Records contained in a dataset:
________________________
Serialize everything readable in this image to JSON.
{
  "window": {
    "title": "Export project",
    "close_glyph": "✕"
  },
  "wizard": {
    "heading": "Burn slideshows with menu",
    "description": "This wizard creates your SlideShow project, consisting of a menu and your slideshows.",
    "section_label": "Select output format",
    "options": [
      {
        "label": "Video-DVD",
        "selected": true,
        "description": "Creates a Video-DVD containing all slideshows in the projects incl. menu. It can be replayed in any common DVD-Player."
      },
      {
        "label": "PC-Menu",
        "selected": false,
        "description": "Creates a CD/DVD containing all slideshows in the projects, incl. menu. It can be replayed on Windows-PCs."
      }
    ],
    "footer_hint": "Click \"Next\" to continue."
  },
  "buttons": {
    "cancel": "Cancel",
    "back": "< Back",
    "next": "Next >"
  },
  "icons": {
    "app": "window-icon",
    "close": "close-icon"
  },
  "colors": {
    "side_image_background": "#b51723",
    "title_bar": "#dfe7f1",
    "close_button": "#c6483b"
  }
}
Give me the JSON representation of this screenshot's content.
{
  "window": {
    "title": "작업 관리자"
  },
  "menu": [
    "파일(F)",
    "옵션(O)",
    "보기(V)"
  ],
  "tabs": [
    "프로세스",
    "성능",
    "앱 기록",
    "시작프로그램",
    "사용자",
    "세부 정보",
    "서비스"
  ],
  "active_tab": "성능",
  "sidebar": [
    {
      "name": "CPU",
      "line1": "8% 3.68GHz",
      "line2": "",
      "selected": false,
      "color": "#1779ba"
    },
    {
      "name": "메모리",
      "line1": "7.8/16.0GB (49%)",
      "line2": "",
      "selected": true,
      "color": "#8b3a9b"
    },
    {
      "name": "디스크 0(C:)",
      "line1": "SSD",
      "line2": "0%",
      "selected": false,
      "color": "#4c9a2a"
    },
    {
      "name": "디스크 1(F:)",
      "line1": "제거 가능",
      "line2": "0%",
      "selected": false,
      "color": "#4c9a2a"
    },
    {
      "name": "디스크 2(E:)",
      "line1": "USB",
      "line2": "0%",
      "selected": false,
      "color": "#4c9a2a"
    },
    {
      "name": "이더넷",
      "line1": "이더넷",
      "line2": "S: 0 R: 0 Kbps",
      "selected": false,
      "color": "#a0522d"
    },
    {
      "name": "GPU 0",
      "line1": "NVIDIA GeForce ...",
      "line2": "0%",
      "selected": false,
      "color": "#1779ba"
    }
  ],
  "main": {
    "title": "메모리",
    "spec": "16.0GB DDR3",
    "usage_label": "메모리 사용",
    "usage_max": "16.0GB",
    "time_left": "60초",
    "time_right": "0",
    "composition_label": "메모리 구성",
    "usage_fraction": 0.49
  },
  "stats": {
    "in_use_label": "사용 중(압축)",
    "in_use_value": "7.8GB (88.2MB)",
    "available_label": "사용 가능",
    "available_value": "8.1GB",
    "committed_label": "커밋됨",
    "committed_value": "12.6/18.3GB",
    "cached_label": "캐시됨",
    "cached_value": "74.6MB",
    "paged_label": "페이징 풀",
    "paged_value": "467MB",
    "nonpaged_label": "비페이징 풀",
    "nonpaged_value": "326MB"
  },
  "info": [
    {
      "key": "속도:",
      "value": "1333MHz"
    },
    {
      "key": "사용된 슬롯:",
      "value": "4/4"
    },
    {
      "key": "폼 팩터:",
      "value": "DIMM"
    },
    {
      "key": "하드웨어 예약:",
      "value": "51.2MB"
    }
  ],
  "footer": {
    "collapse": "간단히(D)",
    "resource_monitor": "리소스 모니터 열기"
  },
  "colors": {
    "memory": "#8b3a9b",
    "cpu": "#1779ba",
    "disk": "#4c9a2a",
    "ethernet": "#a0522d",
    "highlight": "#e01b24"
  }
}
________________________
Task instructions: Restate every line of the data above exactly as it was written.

Completed exercise:
Serialize everything readable in this image to JSON.
{
  "window": {
    "title": "Export project",
    "close_glyph": "✕"
  },
  "wizard": {
    "heading": "Burn slideshows with menu",
    "description": "This wizard creates your SlideShow project, consisting of a menu and your slideshows.",
    "section_label": "Select output format",
    "options": [
      {
        "label": "Video-DVD",
        "selected": true,
        "description": "Creates a Video-DVD containing all slideshows in the projects incl. menu. It can be replayed in any common DVD-Player."
      },
      {
        "label": "PC-Menu",
        "selected": false,
        "description": "Creates a CD/DVD containing all slideshows in the projects, incl. menu. It can be replayed on Windows-PCs."
      }
    ],
    "footer_hint": "Click \"Next\" to continue."
  },
  "buttons": {
    "cancel": "Cancel",
    "back": "< Back",
    "next": "Next >"
  },
  "icons": {
    "app": "window-icon",
    "close": "close-icon"
  },
  "colors": {
    "side_image_background": "#b51723",
    "title_bar": "#dfe7f1",
    "close_button": "#c6483b"
  }
}
Give me the JSON representation of this screenshot's content.
{
  "window": {
    "title": "작업 관리자"
  },
  "menu": [
    "파일(F)",
    "옵션(O)",
    "보기(V)"
  ],
  "tabs": [
    "프로세스",
    "성능",
    "앱 기록",
    "시작프로그램",
    "사용자",
    "세부 정보",
    "서비스"
  ],
  "active_tab": "성능",
  "sidebar": [
    {
      "name": "CPU",
      "line1": "8% 3.68GHz",
      "line2": "",
      "selected": false,
      "color": "#1779ba"
    },
    {
      "name": "메모리",
      "line1": "7.8/16.0GB (49%)",
      "line2": "",
      "selected": true,
      "color": "#8b3a9b"
    },
    {
      "name": "디스크 0(C:)",
      "line1": "SSD",
      "line2": "0%",
      "selected": false,
      "color": "#4c9a2a"
    },
    {
      "name": "디스크 1(F:)",
      "line1": "제거 가능",
      "line2": "0%",
      "selected": false,
      "color": "#4c9a2a"
    },
    {
      "name": "디스크 2(E:)",
      "line1": "USB",
      "line2": "0%",
      "selected": false,
      "color": "#4c9a2a"
    },
    {
      "name": "이더넷",
      "line1": "이더넷",
      "line2": "S: 0 R: 0 Kbps",
      "selected": false,
      "color": "#a0522d"
    },
    {
      "name": "GPU 0",
      "line1": "NVIDIA GeForce ...",
      "line2": "0%",
      "selected": false,
      "color": "#1779ba"
    }
  ],
  "main": {
    "title": "메모리",
    "spec": "16.0GB DDR3",
    "usage_label": "메모리 사용",
    "usage_max": "16.0GB",
    "time_left": "60초",
    "time_right": "0",
    "composition_label": "메모리 구성",
    "usage_fraction": 0.49
  },
  "stats": {
    "in_use_label": "사용 중(압축)",
    "in_use_value": "7.8GB (88.2MB)",
    "available_label": "사용 가능",
    "available_value": "8.1GB",
    "committed_label": "커밋됨",
    "committed_value": "12.6/18.3GB",
    "cached_label": "캐시됨",
    "cached_value": "74.6MB",
    "paged_label": "페이징 풀",
    "paged_value": "467MB",
    "nonpaged_label": "비페이징 풀",
    "nonpaged_value": "326MB"
  },
  "info": [
    {
      "key": "속도:",
      "value": "1333MHz"
    },
    {
      "key": "사용된 슬롯:",
      "value": "4/4"
    },
    {
      "key": "폼 팩터:",
      "value": "DIMM"
    },
    {
      "key": "하드웨어 예약:",
      "value": "51.2MB"
    }
  ],
  "footer": {
    "collapse": "간단히(D)",
    "resource_monitor": "리소스 모니터 열기"
  },
  "colors": {
    "memory": "#8b3a9b",
    "cpu": "#1779ba",
    "disk": "#4c9a2a",
    "ethernet": "#a0522d",
    "highlight": "#e01b24"
  }
}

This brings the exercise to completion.